They say research is formalized curiosity, to poke and to pry with a purpose. When Dr. Indi Trehan noticed something odd in two of his Malawian patients, he began to poke and to pry for an explanation. His work has led to novel insights that our health and nutritional well-being is truly more than what we eat.
In 2007, Dr. Trehan, a pediatrician from St. Louis, traveled to Malawi to help treat malnourished children. Although Trehan had already seen many malnutrition cases in Malawi, he was surprised when he was asked to treat a set of genetically identical twins that suffered from very different malnutrition conditions. One child had marasmus, a condition characterized by energy deficiency from which the child appeared emaciated, while the other suffered from kwashiorkor, a condition where fluids leak from blood vessels and the ability to reabsorb nutrients is compromised. After consulting with colleagues as to why genetically identical twins exposed to the same diet and living conditions would develop different malnutrition conditions, Trehan hypothesized that perhaps a disparity in the gut microbes of these twins was responsible.
Dr. Jeff Gordon, a colleague of Dr. Trehan and an expert in microbiota, had conducted experiments that demonstrated how the microbial profile of the gut correlated with the body mass of the host. When he transplanted gut microbes from obese mice into lean ones, the lean mice began to extract more energy from their food and put on weight. The team surmised that if there was a link between gut microbes and obesity, then there could potentially be a link between gut microbes and malnutrition.
After establishing their hypothesis, Trehan and Gordon formed a team to conduct an experiment that would later establish a connection between the microbiota of Malawian twins and kwashiorkor.
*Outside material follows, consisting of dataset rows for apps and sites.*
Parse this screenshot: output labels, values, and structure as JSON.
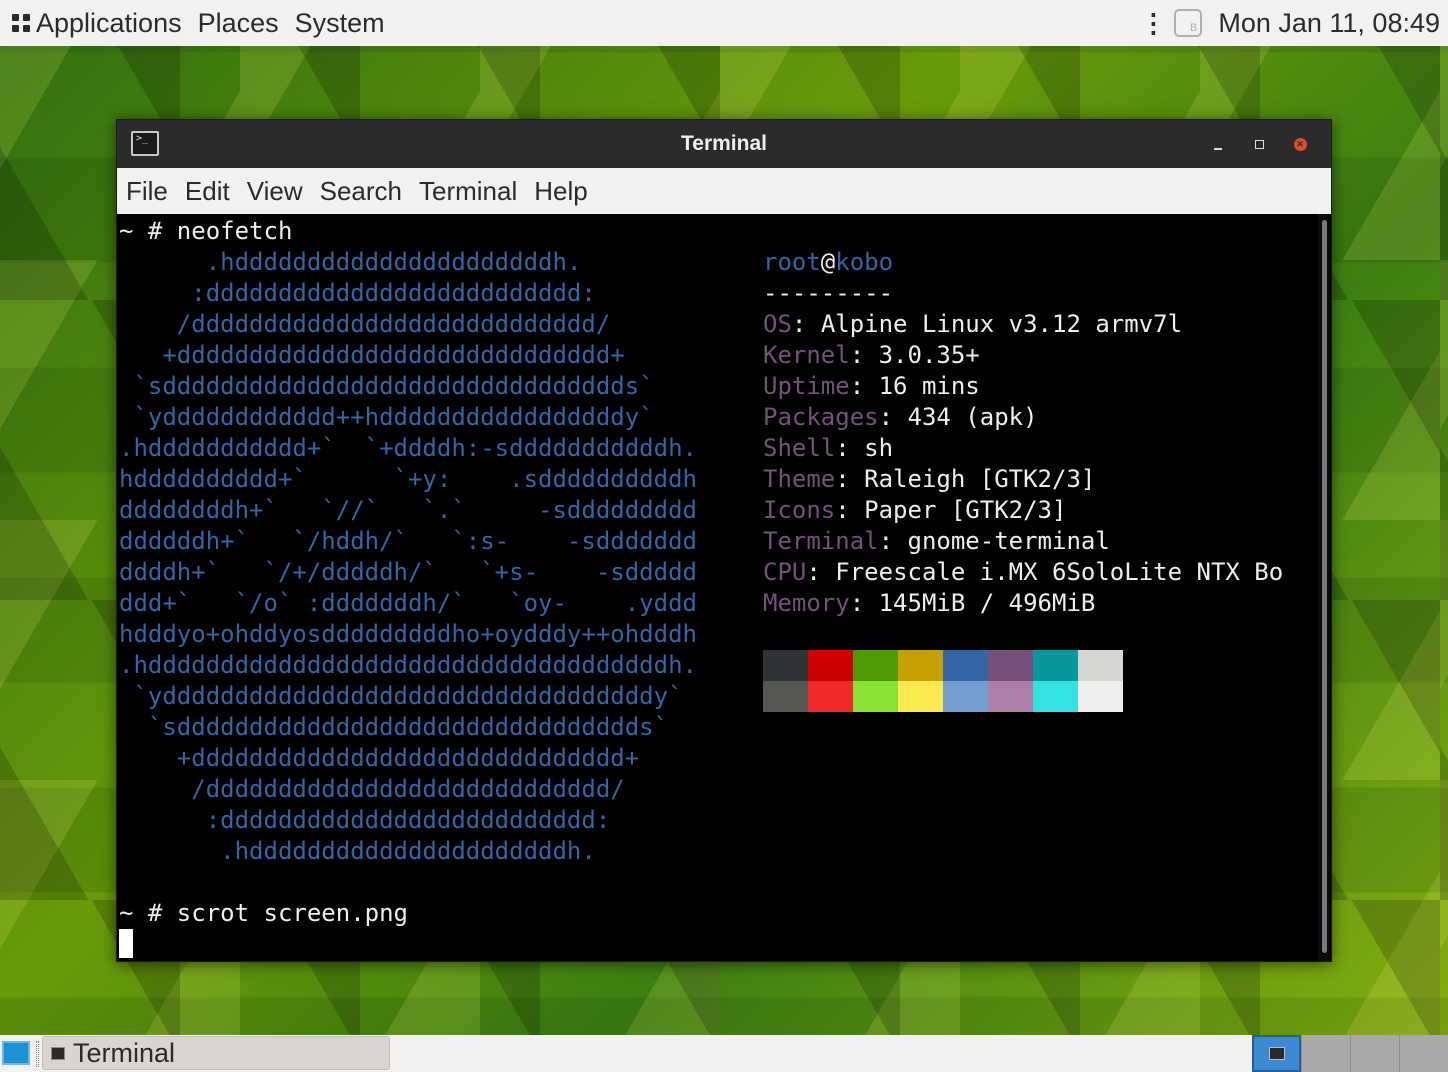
{
  "top_panel": {
    "menus": [
      "Applications",
      "Places",
      "System"
    ],
    "clock": "Mon Jan 11, 08:49"
  },
  "window": {
    "title": "Terminal",
    "menu": [
      "File",
      "Edit",
      "View",
      "Search",
      "Terminal",
      "Help"
    ]
  },
  "terminal": {
    "prompt1": "~ # neofetch",
    "logo": [
      "      .hddddddddddddddddddddddh.",
      "     :dddddddddddddddddddddddddd:",
      "    /dddddddddddddddddddddddddddd/",
      "   +dddddddddddddddddddddddddddddd+",
      " `sdddddddddddddddddddddddddddddddds`",
      " `ydddddddddddd++hdddddddddddddddddy`",
      ".hddddddddddd+`  `+ddddh:-sdddddddddddh.",
      "hdddddddddd+`      `+y:    .sddddddddddh",
      "ddddddddh+`   `//`   `.`     -sddddddddd",
      "ddddddh+`   `/hddh/`   `:s-    -sddddddd",
      "ddddh+`   `/+/dddddh/`   `+s-    -sddddd",
      "ddd+`   `/o` :dddddddh/`   `oy-    .yddd",
      "hdddyo+ohddyosdddddddddho+oydddy++ohdddh",
      ".hddddddddddddddddddddddddddddddddddddh.",
      " `yddddddddddddddddddddddddddddddddddy`",
      "  `sdddddddddddddddddddddddddddddddds`",
      "    +dddddddddddddddddddddddddddddd+",
      "     /dddddddddddddddddddddddddddd/",
      "      :dddddddddddddddddddddddddd:",
      "       .hddddddddddddddddddddddh."
    ],
    "user": "root",
    "at": "@",
    "host": "kobo",
    "separator": "---------",
    "info": [
      {
        "key": "OS",
        "value": "Alpine Linux v3.12 armv7l"
      },
      {
        "key": "Kernel",
        "value": "3.0.35+"
      },
      {
        "key": "Uptime",
        "value": "16 mins"
      },
      {
        "key": "Packages",
        "value": "434 (apk)"
      },
      {
        "key": "Shell",
        "value": "sh"
      },
      {
        "key": "Theme",
        "value": "Raleigh [GTK2/3]"
      },
      {
        "key": "Icons",
        "value": "Paper [GTK2/3]"
      },
      {
        "key": "Terminal",
        "value": "gnome-terminal"
      },
      {
        "key": "CPU",
        "value": "Freescale i.MX 6SoloLite NTX Bo"
      },
      {
        "key": "Memory",
        "value": "145MiB / 496MiB"
      }
    ],
    "colon": ": ",
    "palette": [
      "#2e3436",
      "#cc0000",
      "#4e9a06",
      "#c4a000",
      "#3465a4",
      "#75507b",
      "#06989a",
      "#d3d7cf",
      "#555753",
      "#ef2929",
      "#8ae234",
      "#fce94f",
      "#729fcf",
      "#ad7fa8",
      "#34e2e2",
      "#eeeeec"
    ],
    "prompt2": "~ # scrot screen.png"
  },
  "bottom_panel": {
    "task_label": "Terminal"
  }
}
The team recruited 317 pairs of twins and collected their stool samples regularly until the age of 3. Greater emphasis was put on 22 pairs of same-gender twins out of which nine pairs remained healthy, while in the other 13, one child developed kwashiorkor and the other did not. Trehan stated that, “you have children living in the same village, eating the same food, having the same exposure to infections, and facing the same cycle of food insecurity […] from the outside, these kids look the same, but only some of them get kwashiorkor.”
The starving children were given a malnutrition treatment called, “ready-to-use therapeutic food,” (RUTF). There was an observable change in their gut microbes when they were given RUTF, and also when they stopped treatment. Lastly, the team extracted gut bacteria from three sets of twins and transplanted them into mice that lacked their own gut microbes. The mice became severely underweight, indicating that the symptoms of kwashiorkor can be transferred through an exchange of microbes.
The scientists are still working to address many confounding variables that need to be investigated. Trehan asserted that, “it’s a chicken and egg problem, but at least we’re in the right section of the grocery store!”